• [ACTIVITY]: Retype every record that follows, character for character.

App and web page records
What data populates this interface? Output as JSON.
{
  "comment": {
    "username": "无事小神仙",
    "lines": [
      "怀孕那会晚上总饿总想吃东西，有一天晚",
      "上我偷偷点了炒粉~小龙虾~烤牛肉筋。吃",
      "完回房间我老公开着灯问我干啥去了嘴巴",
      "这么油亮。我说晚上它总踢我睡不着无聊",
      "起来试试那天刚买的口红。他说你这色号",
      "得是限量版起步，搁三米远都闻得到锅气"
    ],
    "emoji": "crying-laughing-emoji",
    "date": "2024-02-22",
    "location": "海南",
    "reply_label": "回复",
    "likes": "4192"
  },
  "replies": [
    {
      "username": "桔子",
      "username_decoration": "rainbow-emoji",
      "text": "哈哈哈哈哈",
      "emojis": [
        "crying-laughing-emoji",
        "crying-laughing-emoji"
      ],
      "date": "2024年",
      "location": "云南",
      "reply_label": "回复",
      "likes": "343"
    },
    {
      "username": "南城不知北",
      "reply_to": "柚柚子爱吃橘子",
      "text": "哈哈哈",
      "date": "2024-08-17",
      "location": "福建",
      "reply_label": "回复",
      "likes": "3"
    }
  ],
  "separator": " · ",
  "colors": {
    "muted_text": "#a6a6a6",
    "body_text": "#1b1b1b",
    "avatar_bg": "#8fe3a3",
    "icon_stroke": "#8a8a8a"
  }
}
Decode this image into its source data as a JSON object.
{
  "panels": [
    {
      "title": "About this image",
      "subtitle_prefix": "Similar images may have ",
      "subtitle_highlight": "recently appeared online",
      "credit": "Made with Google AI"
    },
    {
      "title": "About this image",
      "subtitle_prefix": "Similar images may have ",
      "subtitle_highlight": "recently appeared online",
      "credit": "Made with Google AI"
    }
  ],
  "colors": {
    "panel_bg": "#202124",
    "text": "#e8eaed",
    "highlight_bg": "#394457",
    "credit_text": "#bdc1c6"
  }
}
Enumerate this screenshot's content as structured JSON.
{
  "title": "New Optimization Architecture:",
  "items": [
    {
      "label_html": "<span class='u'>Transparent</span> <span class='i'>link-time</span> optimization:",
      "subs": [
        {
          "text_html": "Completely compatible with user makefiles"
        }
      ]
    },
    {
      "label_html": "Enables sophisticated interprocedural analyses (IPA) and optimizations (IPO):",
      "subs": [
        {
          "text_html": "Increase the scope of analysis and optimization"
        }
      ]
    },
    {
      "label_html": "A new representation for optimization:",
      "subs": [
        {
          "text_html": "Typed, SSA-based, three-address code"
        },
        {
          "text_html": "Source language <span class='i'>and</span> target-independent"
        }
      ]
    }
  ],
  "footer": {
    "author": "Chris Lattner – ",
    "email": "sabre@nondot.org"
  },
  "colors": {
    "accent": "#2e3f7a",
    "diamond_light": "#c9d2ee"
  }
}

• [FINISHED EXERCISE]:
What data populates this interface? Output as JSON.
{
  "comment": {
    "username": "无事小神仙",
    "lines": [
      "怀孕那会晚上总饿总想吃东西，有一天晚",
      "上我偷偷点了炒粉~小龙虾~烤牛肉筋。吃",
      "完回房间我老公开着灯问我干啥去了嘴巴",
      "这么油亮。我说晚上它总踢我睡不着无聊",
      "起来试试那天刚买的口红。他说你这色号",
      "得是限量版起步，搁三米远都闻得到锅气"
    ],
    "emoji": "crying-laughing-emoji",
    "date": "2024-02-22",
    "location": "海南",
    "reply_label": "回复",
    "likes": "4192"
  },
  "replies": [
    {
      "username": "桔子",
      "username_decoration": "rainbow-emoji",
      "text": "哈哈哈哈哈",
      "emojis": [
        "crying-laughing-emoji",
        "crying-laughing-emoji"
      ],
      "date": "2024年",
      "location": "云南",
      "reply_label": "回复",
      "likes": "343"
    },
    {
      "username": "南城不知北",
      "reply_to": "柚柚子爱吃橘子",
      "text": "哈哈哈",
      "date": "2024-08-17",
      "location": "福建",
      "reply_label": "回复",
      "likes": "3"
    }
  ],
  "separator": " · ",
  "colors": {
    "muted_text": "#a6a6a6",
    "body_text": "#1b1b1b",
    "avatar_bg": "#8fe3a3",
    "icon_stroke": "#8a8a8a"
  }
}
Decode this image into its source data as a JSON object.
{
  "panels": [
    {
      "title": "About this image",
      "subtitle_prefix": "Similar images may have ",
      "subtitle_highlight": "recently appeared online",
      "credit": "Made with Google AI"
    },
    {
      "title": "About this image",
      "subtitle_prefix": "Similar images may have ",
      "subtitle_highlight": "recently appeared online",
      "credit": "Made with Google AI"
    }
  ],
  "colors": {
    "panel_bg": "#202124",
    "text": "#e8eaed",
    "highlight_bg": "#394457",
    "credit_text": "#bdc1c6"
  }
}
Enumerate this screenshot's content as structured JSON.
{
  "title": "New Optimization Architecture:",
  "items": [
    {
      "label_html": "<span class='u'>Transparent</span> <span class='i'>link-time</span> optimization:",
      "subs": [
        {
          "text_html": "Completely compatible with user makefiles"
        }
      ]
    },
    {
      "label_html": "Enables sophisticated interprocedural analyses (IPA) and optimizations (IPO):",
      "subs": [
        {
          "text_html": "Increase the scope of analysis and optimization"
        }
      ]
    },
    {
      "label_html": "A new representation for optimization:",
      "subs": [
        {
          "text_html": "Typed, SSA-based, three-address code"
        },
        {
          "text_html": "Source language <span class='i'>and</span> target-independent"
        }
      ]
    }
  ],
  "footer": {
    "author": "Chris Lattner – ",
    "email": "sabre@nondot.org"
  },
  "colors": {
    "accent": "#2e3f7a",
    "diamond_light": "#c9d2ee"
  }
}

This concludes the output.